The answer is all of the data repeated exactly, with each picture omitted.

INPUT FOR THIS TASK —
##############################

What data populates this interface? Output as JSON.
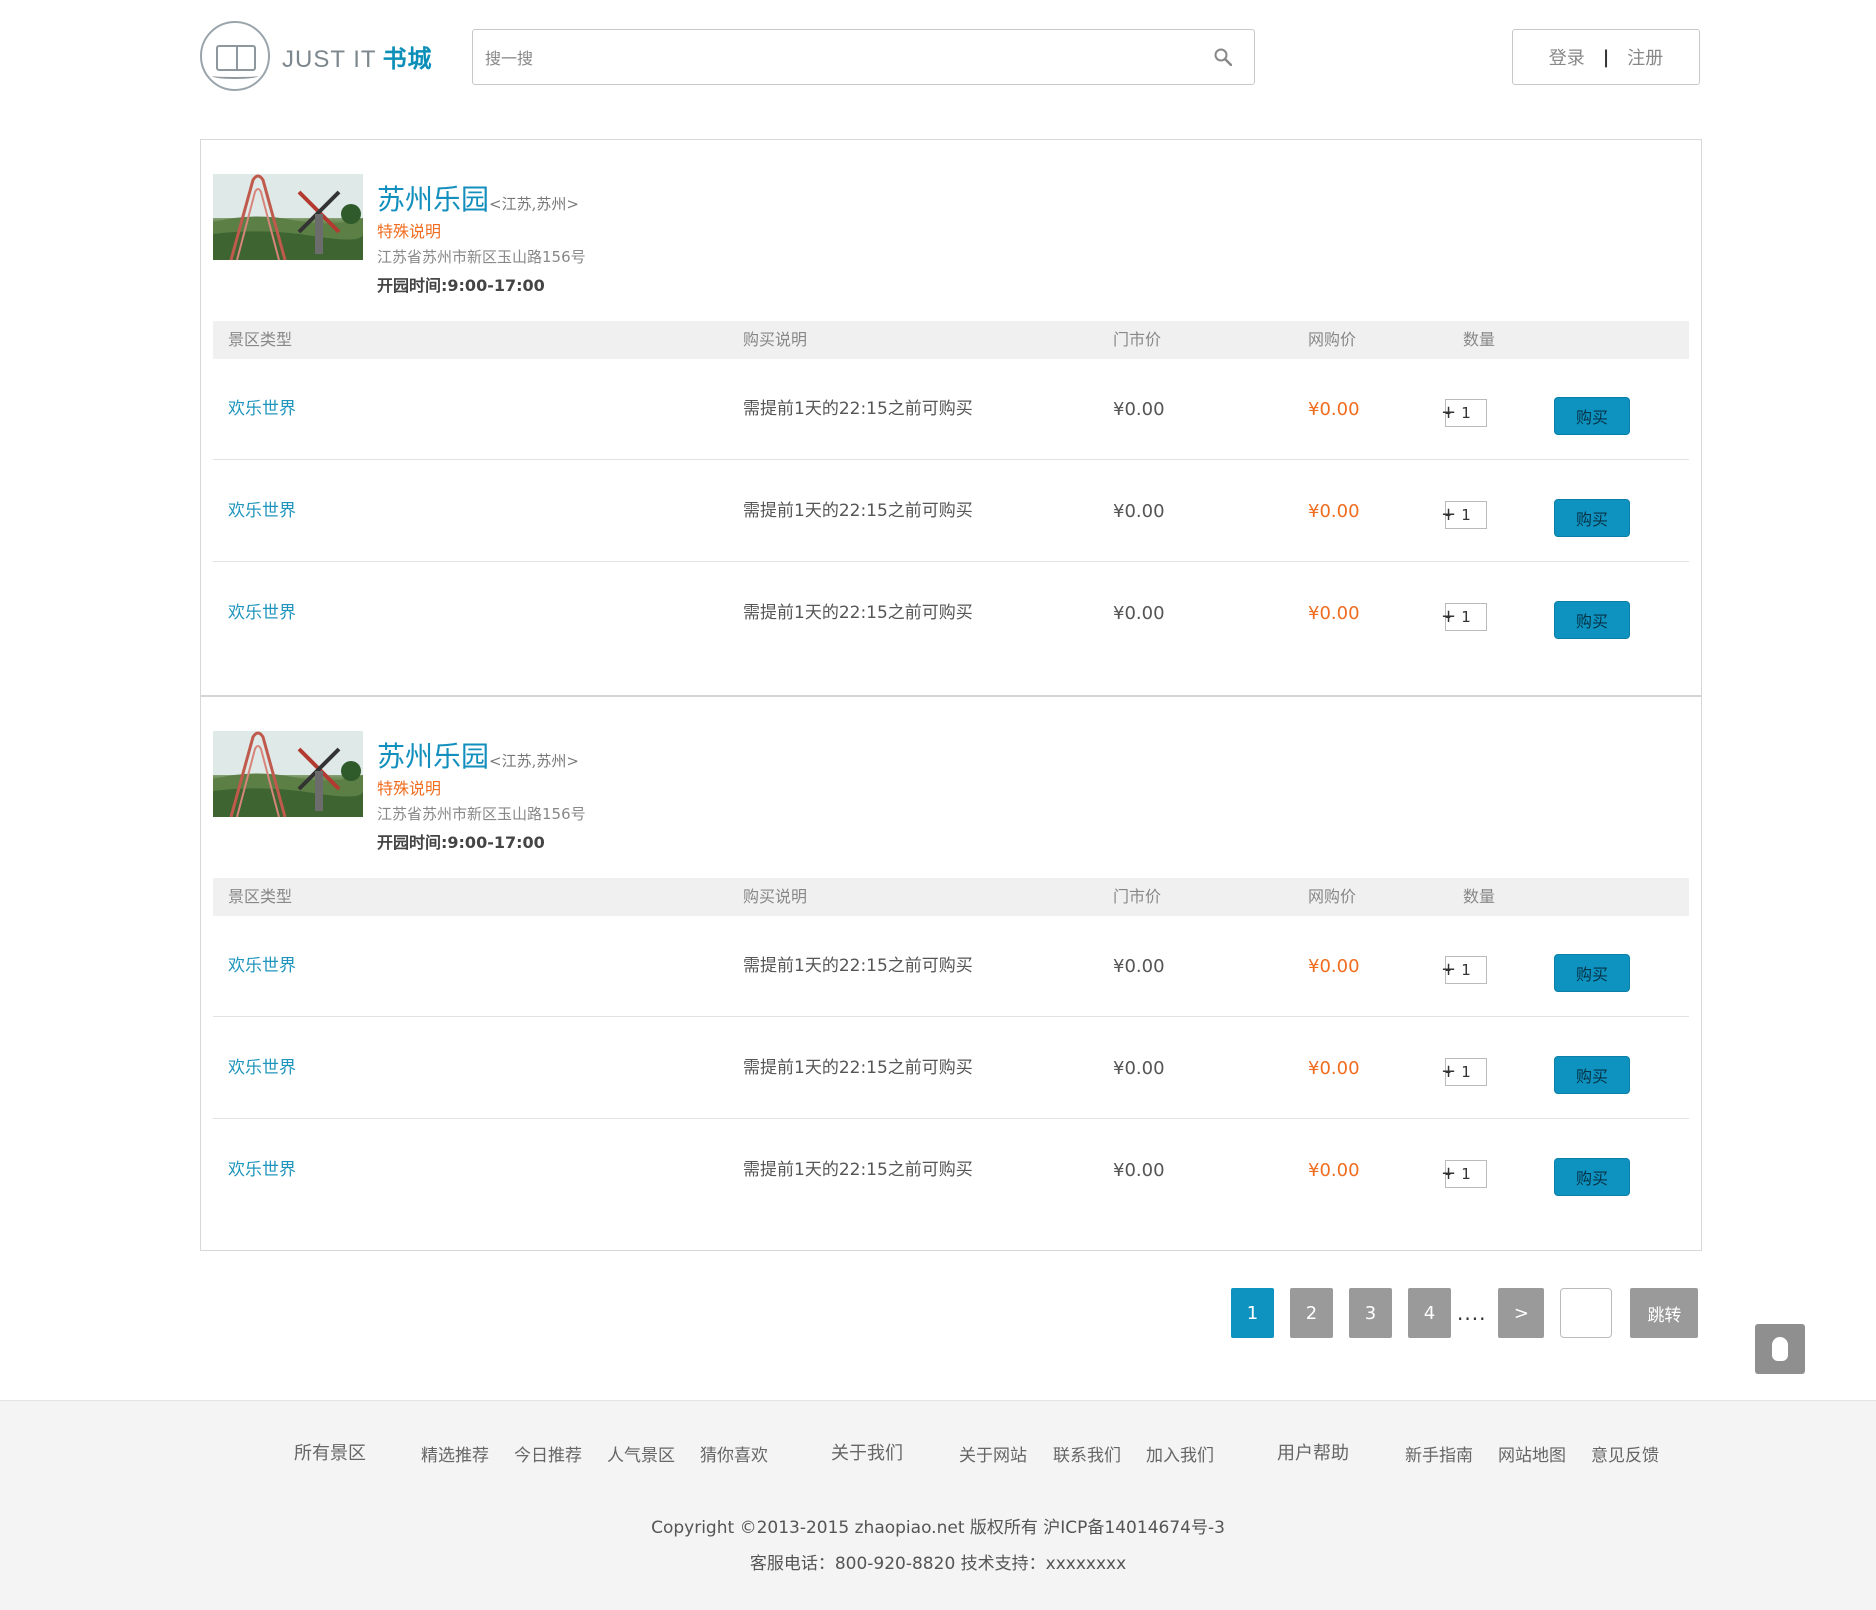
{
  "header": {
    "logo_text": "JUST IT",
    "logo_cn": "书城",
    "search_placeholder": "搜一搜",
    "login": "登录",
    "separator": "|",
    "register": "注册"
  },
  "table_headers": [
    "景区类型",
    "购买说明",
    "门市价",
    "网购价",
    "数量"
  ],
  "parks": [
    {
      "name": "苏州乐园",
      "region": "<江苏,苏州>",
      "note": "特殊说明",
      "address": "江苏省苏州市新区玉山路156号",
      "hours": "开园时间:9:00-17:00",
      "tickets": [
        {
          "type": "欢乐世界",
          "desc": "需提前1天的22:15之前可购买",
          "market_price": "¥0.00",
          "web_price": "¥0.00",
          "qty": "1",
          "buy": "购买"
        },
        {
          "type": "欢乐世界",
          "desc": "需提前1天的22:15之前可购买",
          "market_price": "¥0.00",
          "web_price": "¥0.00",
          "qty": "1",
          "buy": "购买"
        },
        {
          "type": "欢乐世界",
          "desc": "需提前1天的22:15之前可购买",
          "market_price": "¥0.00",
          "web_price": "¥0.00",
          "qty": "1",
          "buy": "购买"
        }
      ]
    },
    {
      "name": "苏州乐园",
      "region": "<江苏,苏州>",
      "note": "特殊说明",
      "address": "江苏省苏州市新区玉山路156号",
      "hours": "开园时间:9:00-17:00",
      "tickets": [
        {
          "type": "欢乐世界",
          "desc": "需提前1天的22:15之前可购买",
          "market_price": "¥0.00",
          "web_price": "¥0.00",
          "qty": "1",
          "buy": "购买"
        },
        {
          "type": "欢乐世界",
          "desc": "需提前1天的22:15之前可购买",
          "market_price": "¥0.00",
          "web_price": "¥0.00",
          "qty": "1",
          "buy": "购买"
        },
        {
          "type": "欢乐世界",
          "desc": "需提前1天的22:15之前可购买",
          "market_price": "¥0.00",
          "web_price": "¥0.00",
          "qty": "1",
          "buy": "购买"
        }
      ]
    }
  ],
  "qty_controls": {
    "minus": "-",
    "plus": "+"
  },
  "pagination": {
    "pages": [
      "1",
      "2",
      "3",
      "4"
    ],
    "active": "1",
    "ellipsis": "....",
    "next": ">",
    "jump": "跳转"
  },
  "footer": {
    "groups": [
      {
        "title": "所有景区",
        "links": [
          "精选推荐",
          "今日推荐",
          "人气景区",
          "猜你喜欢"
        ]
      },
      {
        "title": "关于我们",
        "links": [
          "关于网站",
          "联系我们",
          "加入我们"
        ]
      },
      {
        "title": "用户帮助",
        "links": [
          "新手指南",
          "网站地图",
          "意见反馈"
        ]
      }
    ],
    "copyright": "Copyright ©2013-2015 zhaopiao.net 版权所有 沪ICP备14014674号-3",
    "contact": "客服电话：800-920-8820 技术支持：xxxxxxxx"
  },
  "colors": {
    "accent": "#0e93c0",
    "price_orange": "#f06d20",
    "link_blue": "#1f95bd",
    "pager_gray": "#9a9a9a",
    "footer_bg": "#f4f4f4"
  }
}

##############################

REPLY —
What data populates this interface? Output as JSON.
{
  "header": {
    "logo_text": "JUST IT",
    "logo_cn": "书城",
    "search_placeholder": "搜一搜",
    "login": "登录",
    "separator": "|",
    "register": "注册"
  },
  "table_headers": [
    "景区类型",
    "购买说明",
    "门市价",
    "网购价",
    "数量"
  ],
  "parks": [
    {
      "name": "苏州乐园",
      "region": "<江苏,苏州>",
      "note": "特殊说明",
      "address": "江苏省苏州市新区玉山路156号",
      "hours": "开园时间:9:00-17:00",
      "tickets": [
        {
          "type": "欢乐世界",
          "desc": "需提前1天的22:15之前可购买",
          "market_price": "¥0.00",
          "web_price": "¥0.00",
          "qty": "1",
          "buy": "购买"
        },
        {
          "type": "欢乐世界",
          "desc": "需提前1天的22:15之前可购买",
          "market_price": "¥0.00",
          "web_price": "¥0.00",
          "qty": "1",
          "buy": "购买"
        },
        {
          "type": "欢乐世界",
          "desc": "需提前1天的22:15之前可购买",
          "market_price": "¥0.00",
          "web_price": "¥0.00",
          "qty": "1",
          "buy": "购买"
        }
      ]
    },
    {
      "name": "苏州乐园",
      "region": "<江苏,苏州>",
      "note": "特殊说明",
      "address": "江苏省苏州市新区玉山路156号",
      "hours": "开园时间:9:00-17:00",
      "tickets": [
        {
          "type": "欢乐世界",
          "desc": "需提前1天的22:15之前可购买",
          "market_price": "¥0.00",
          "web_price": "¥0.00",
          "qty": "1",
          "buy": "购买"
        },
        {
          "type": "欢乐世界",
          "desc": "需提前1天的22:15之前可购买",
          "market_price": "¥0.00",
          "web_price": "¥0.00",
          "qty": "1",
          "buy": "购买"
        },
        {
          "type": "欢乐世界",
          "desc": "需提前1天的22:15之前可购买",
          "market_price": "¥0.00",
          "web_price": "¥0.00",
          "qty": "1",
          "buy": "购买"
        }
      ]
    }
  ],
  "qty_controls": {
    "minus": "-",
    "plus": "+"
  },
  "pagination": {
    "pages": [
      "1",
      "2",
      "3",
      "4"
    ],
    "active": "1",
    "ellipsis": "....",
    "next": ">",
    "jump": "跳转"
  },
  "footer": {
    "groups": [
      {
        "title": "所有景区",
        "links": [
          "精选推荐",
          "今日推荐",
          "人气景区",
          "猜你喜欢"
        ]
      },
      {
        "title": "关于我们",
        "links": [
          "关于网站",
          "联系我们",
          "加入我们"
        ]
      },
      {
        "title": "用户帮助",
        "links": [
          "新手指南",
          "网站地图",
          "意见反馈"
        ]
      }
    ],
    "copyright": "Copyright ©2013-2015 zhaopiao.net 版权所有 沪ICP备14014674号-3",
    "contact": "客服电话：800-920-8820 技术支持：xxxxxxxx"
  },
  "colors": {
    "accent": "#0e93c0",
    "price_orange": "#f06d20",
    "link_blue": "#1f95bd",
    "pager_gray": "#9a9a9a",
    "footer_bg": "#f4f4f4"
  }
}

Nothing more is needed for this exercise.